It’s a “clear and sunny” morning on June 27 when the men, women, and children of an unnamed village assemble to conduct their annual choosing of lots.
“The Day Lady Died” by Frank O’Hara (1959)
Writing during the lunch hour of his job at the Museum of Modern Art, O’Hara gathered the moments of his afternoon into a poem: the train schedule to Long Island, a shoeshine, the “quandariness” of choosing a book, the sweat of summer, and the memory of how Billie Holiday once took his breath away.
Blues for Mister Charlie by James Baldwin (1964) and “Where Is the Voice Coming From?” by Eudora Welty (1963)
On the day (June 12, 1963) Medgar Evers was assassinated, Baldwin vowed that “nothing under heaven would prevent” him from finishing the play he was working on, about another notorious murder of a black man in Mississippi, while Welty, on hearing of the murder in her hometown of Jackson, quickly wrote a story, told from the mind of the presumed killer, that was published in The New Yorker within weeks.
Jaws by Peter Benchley (1974)
Is the greatest beach read the one that could keep you from ever wanting to go into the water again?
Blind Ambition by John Dean (197?)
We know the story of the June 1972 Watergate break-in best from All the President’s Men, but Dean’s insider’s memoir of how it quickly went wrong, co-written with future civil rights historian Taylor Branch, is an equally thrilling and well-told tale.
The Public Burning by Robert Coover (1977)
We’ve never quite known what to do with The Public Burning, Coover’s wild American pageant starring Nixon, a foul and folksy Uncle Sam, and the Rosenbergs, whose June execution is at its center: it’s too long, too angry, too crazy, and, for the publisher’s lawyers who said it couldn’t be released while its main character, the freshly deposed president, was still alive, it was too soon.
Sleepless Nights by Elizabeth Hardwick (1979)
Sleepless Nights begins in a hot, blinding June but soon fragments across time, into memories from the narrator’s life — which closely resembles Hardwick’s — and stories from the lives of others, a method that has the paradoxical effect of heightening time’s power.
Clockers by Richard Price (1992)
It’s often said that no modern novel can match the storytelling power of The Wire, but its creators drew inspiration from Price’s novel of an unsolved summertime murder in the low-level New Jersey crack trade, and for their third season they added Price to their scriptwriting team.
When the World Was Steady by Claire Messud (1995)
Bali is hot but dry in June, while the Isle of Skye is gray and wet, at least until the weather makes yet another change.
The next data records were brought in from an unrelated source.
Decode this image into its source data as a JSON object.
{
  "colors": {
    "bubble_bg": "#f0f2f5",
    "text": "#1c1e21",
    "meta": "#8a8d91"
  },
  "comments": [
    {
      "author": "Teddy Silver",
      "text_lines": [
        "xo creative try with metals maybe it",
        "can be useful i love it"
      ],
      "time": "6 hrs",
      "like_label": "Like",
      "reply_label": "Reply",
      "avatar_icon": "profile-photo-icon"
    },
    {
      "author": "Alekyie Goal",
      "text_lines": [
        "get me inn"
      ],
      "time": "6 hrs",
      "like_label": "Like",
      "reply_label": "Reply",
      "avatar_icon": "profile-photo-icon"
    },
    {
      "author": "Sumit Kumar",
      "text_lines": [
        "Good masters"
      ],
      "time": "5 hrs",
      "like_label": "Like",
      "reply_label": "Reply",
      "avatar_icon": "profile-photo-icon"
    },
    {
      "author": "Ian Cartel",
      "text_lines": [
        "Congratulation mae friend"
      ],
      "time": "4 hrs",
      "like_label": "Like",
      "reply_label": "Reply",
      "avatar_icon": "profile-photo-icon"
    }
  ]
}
Messud’s first novel follows two English sisters just on the far side of middle age who find themselves on those distant and different islands, reckoning with the choices they’ve made and suddenly open to the life around them.
“Brokeback Mountain” by Annie Proulx (1997)
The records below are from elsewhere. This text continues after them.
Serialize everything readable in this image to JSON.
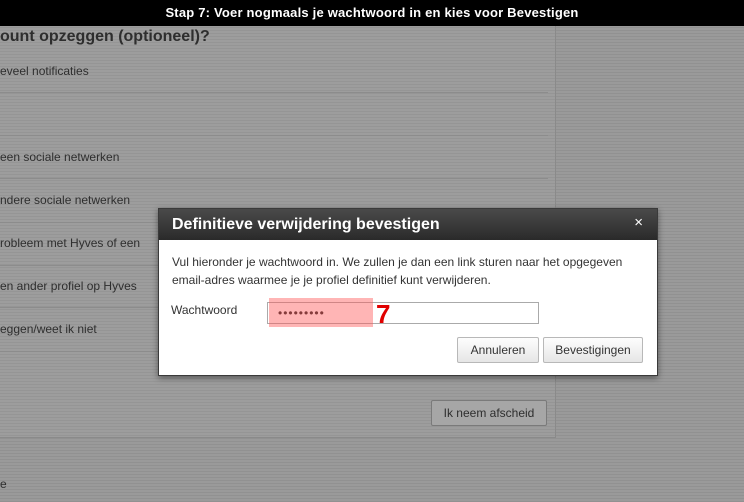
{
  "banner": {
    "text": "Stap 7: Voer nogmaals je wachtwoord in en kies voor Bevestigen"
  },
  "background": {
    "title": "ount opzeggen (optioneel)?",
    "options": [
      "eveel notificaties",
      "een sociale netwerken",
      "ndere sociale netwerken",
      "robleem met Hyves of een",
      "en ander profiel op Hyves",
      "eggen/weet ik niet"
    ],
    "goodbye_button": "Ik neem afscheid",
    "bottom_text": "e"
  },
  "dialog": {
    "title": "Definitieve verwijdering bevestigen",
    "close_symbol": "×",
    "description": "Vul hieronder je wachtwoord in. We zullen je dan een link sturen naar het opgegeven email-adres waarmee je je profiel definitief kunt verwijderen.",
    "password_label": "Wachtwoord",
    "password_value": "•••••••••",
    "step_marker": "7",
    "cancel_label": "Annuleren",
    "confirm_label": "Bevestigingen"
  },
  "colors": {
    "marker": "#e00000",
    "header": "#333333"
  }
}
Meeting again nearly four summers after they last parted on Brokeback Mountain, Jack Twist and Ennis del Mar are drawn together with such a jolt that Jack’s teeth draw blood from Ennis’s mouth.
Three Junes by Julia Glass (2002)
Three Junes might well be called “Three Funerals”–each of its three sections, set in summers that stretch across a decade, takes place in the wake of a death. But the warmth of the month in Glass’s title hints at the story inside, and the way her characters hold on to life wherever they find it.
Image via circasassy/Flickr